Directions for this task ->
Counting every line in the records below that holds "accent", give the total and add nothing.

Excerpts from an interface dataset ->
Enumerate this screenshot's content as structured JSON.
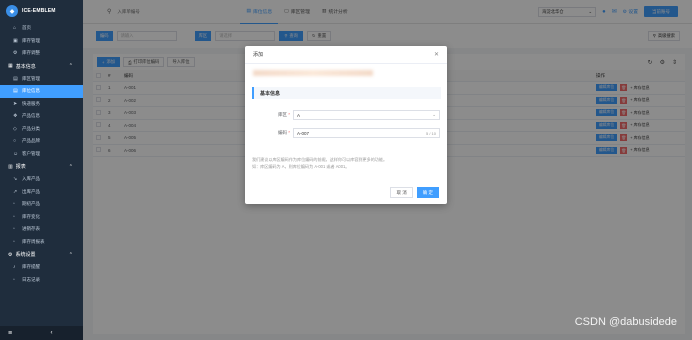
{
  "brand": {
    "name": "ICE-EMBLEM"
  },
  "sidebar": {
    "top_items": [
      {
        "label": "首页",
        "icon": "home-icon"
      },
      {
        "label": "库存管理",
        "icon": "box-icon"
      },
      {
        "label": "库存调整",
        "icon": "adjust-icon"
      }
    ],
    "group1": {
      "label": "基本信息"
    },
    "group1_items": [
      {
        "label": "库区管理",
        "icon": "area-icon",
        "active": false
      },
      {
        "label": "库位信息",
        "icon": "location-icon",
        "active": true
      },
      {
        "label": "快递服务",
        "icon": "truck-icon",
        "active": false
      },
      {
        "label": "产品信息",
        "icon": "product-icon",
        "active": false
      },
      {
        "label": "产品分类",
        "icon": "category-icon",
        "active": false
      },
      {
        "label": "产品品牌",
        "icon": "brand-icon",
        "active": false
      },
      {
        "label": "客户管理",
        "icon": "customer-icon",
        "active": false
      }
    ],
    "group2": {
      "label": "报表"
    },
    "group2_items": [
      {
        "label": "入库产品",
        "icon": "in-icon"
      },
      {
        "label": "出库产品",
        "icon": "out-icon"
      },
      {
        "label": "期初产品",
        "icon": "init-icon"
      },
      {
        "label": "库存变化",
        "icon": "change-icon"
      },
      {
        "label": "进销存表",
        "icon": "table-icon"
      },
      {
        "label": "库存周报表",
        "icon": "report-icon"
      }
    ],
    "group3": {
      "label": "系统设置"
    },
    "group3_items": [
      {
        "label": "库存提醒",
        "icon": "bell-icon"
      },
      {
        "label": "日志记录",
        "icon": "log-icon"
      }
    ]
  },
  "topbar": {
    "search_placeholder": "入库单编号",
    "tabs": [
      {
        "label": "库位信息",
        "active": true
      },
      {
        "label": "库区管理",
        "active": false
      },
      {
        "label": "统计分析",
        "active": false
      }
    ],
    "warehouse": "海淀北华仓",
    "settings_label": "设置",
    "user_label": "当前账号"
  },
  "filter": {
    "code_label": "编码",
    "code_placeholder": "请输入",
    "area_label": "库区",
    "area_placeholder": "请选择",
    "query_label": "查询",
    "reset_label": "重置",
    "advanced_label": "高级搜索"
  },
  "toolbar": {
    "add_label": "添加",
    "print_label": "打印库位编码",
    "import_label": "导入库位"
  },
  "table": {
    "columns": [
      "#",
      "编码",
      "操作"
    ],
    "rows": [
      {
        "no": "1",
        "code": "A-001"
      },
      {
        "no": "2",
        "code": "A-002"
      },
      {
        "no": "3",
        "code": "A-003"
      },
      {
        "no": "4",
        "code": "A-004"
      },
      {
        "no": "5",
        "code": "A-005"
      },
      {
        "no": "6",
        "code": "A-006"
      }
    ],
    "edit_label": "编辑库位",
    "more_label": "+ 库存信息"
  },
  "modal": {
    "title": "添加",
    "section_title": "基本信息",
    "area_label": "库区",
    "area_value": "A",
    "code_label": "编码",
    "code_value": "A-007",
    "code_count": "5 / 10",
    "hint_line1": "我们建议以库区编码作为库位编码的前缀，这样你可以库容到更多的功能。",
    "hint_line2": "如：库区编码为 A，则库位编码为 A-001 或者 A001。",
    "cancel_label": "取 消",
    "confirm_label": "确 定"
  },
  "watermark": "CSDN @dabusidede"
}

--

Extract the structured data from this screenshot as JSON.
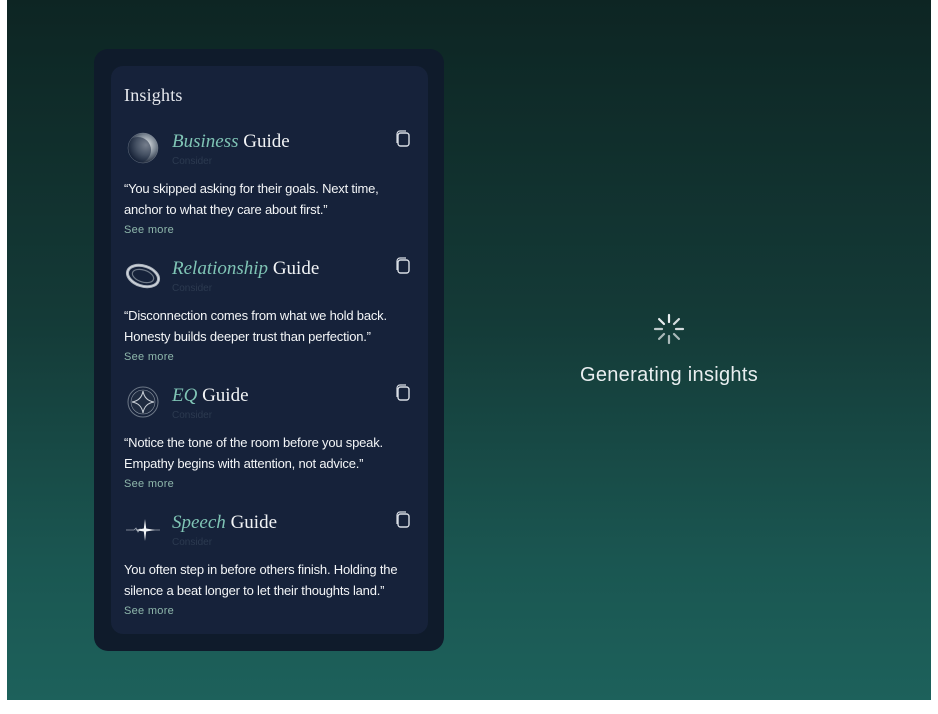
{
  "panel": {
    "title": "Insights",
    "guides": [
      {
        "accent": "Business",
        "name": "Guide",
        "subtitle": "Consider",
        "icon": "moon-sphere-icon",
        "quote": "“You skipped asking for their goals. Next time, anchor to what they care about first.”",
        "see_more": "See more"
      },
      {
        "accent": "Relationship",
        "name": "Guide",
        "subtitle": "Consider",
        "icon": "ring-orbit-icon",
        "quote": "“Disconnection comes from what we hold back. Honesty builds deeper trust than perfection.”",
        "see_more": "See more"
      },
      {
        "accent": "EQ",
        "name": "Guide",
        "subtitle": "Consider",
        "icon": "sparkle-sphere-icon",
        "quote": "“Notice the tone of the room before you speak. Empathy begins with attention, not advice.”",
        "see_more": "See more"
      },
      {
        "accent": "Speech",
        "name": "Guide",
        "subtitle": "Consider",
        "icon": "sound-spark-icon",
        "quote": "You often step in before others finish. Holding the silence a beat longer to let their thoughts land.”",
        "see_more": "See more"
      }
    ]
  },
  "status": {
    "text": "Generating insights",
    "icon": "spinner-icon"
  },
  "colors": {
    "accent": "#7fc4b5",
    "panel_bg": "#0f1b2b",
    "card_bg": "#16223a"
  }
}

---

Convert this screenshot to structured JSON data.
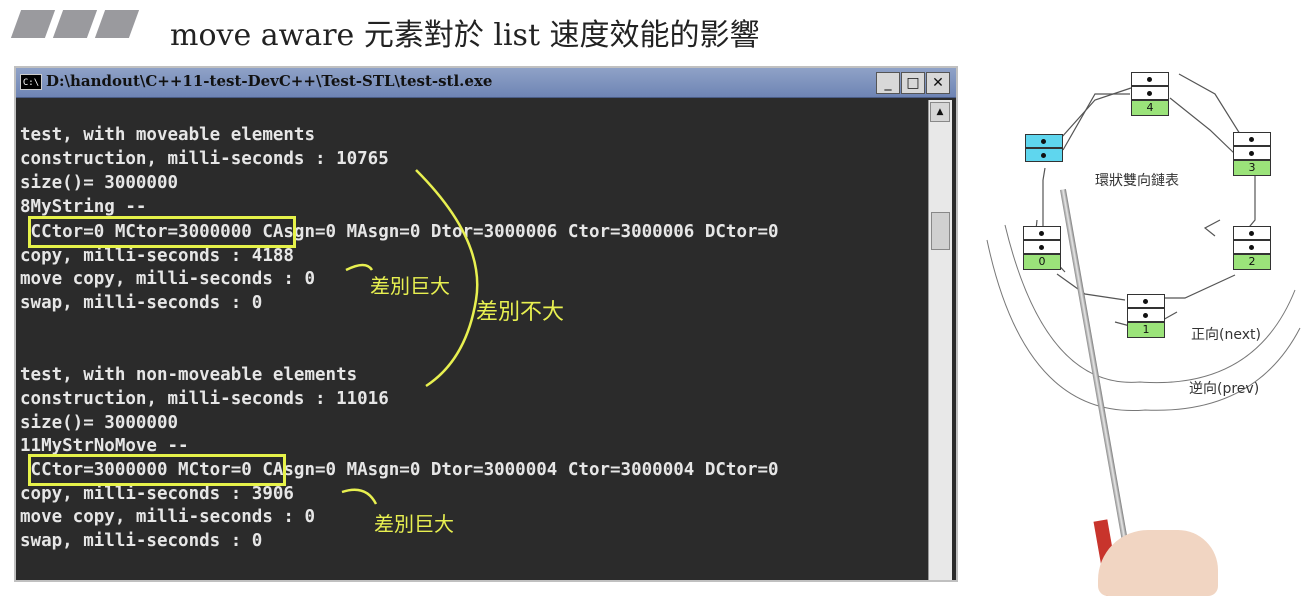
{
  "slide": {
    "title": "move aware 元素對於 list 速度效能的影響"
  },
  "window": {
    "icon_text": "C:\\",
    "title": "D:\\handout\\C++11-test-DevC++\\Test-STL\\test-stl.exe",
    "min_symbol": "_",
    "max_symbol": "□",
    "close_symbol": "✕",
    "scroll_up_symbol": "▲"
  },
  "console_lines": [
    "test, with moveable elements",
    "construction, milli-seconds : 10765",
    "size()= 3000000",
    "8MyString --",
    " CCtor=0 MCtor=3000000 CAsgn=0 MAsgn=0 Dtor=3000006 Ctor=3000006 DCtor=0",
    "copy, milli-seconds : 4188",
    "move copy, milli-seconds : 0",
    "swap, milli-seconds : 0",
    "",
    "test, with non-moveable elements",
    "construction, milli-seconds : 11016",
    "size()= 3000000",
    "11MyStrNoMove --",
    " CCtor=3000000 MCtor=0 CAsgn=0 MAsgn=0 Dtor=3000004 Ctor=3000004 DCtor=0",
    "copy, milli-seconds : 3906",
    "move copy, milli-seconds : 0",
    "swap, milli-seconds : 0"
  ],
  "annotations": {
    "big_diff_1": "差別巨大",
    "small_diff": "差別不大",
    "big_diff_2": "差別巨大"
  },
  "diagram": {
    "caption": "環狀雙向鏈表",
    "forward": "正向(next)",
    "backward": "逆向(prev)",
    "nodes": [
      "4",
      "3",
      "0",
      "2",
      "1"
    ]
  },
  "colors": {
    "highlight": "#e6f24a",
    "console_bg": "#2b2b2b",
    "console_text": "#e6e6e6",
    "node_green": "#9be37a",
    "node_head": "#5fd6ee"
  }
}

Answer to the problem ->
5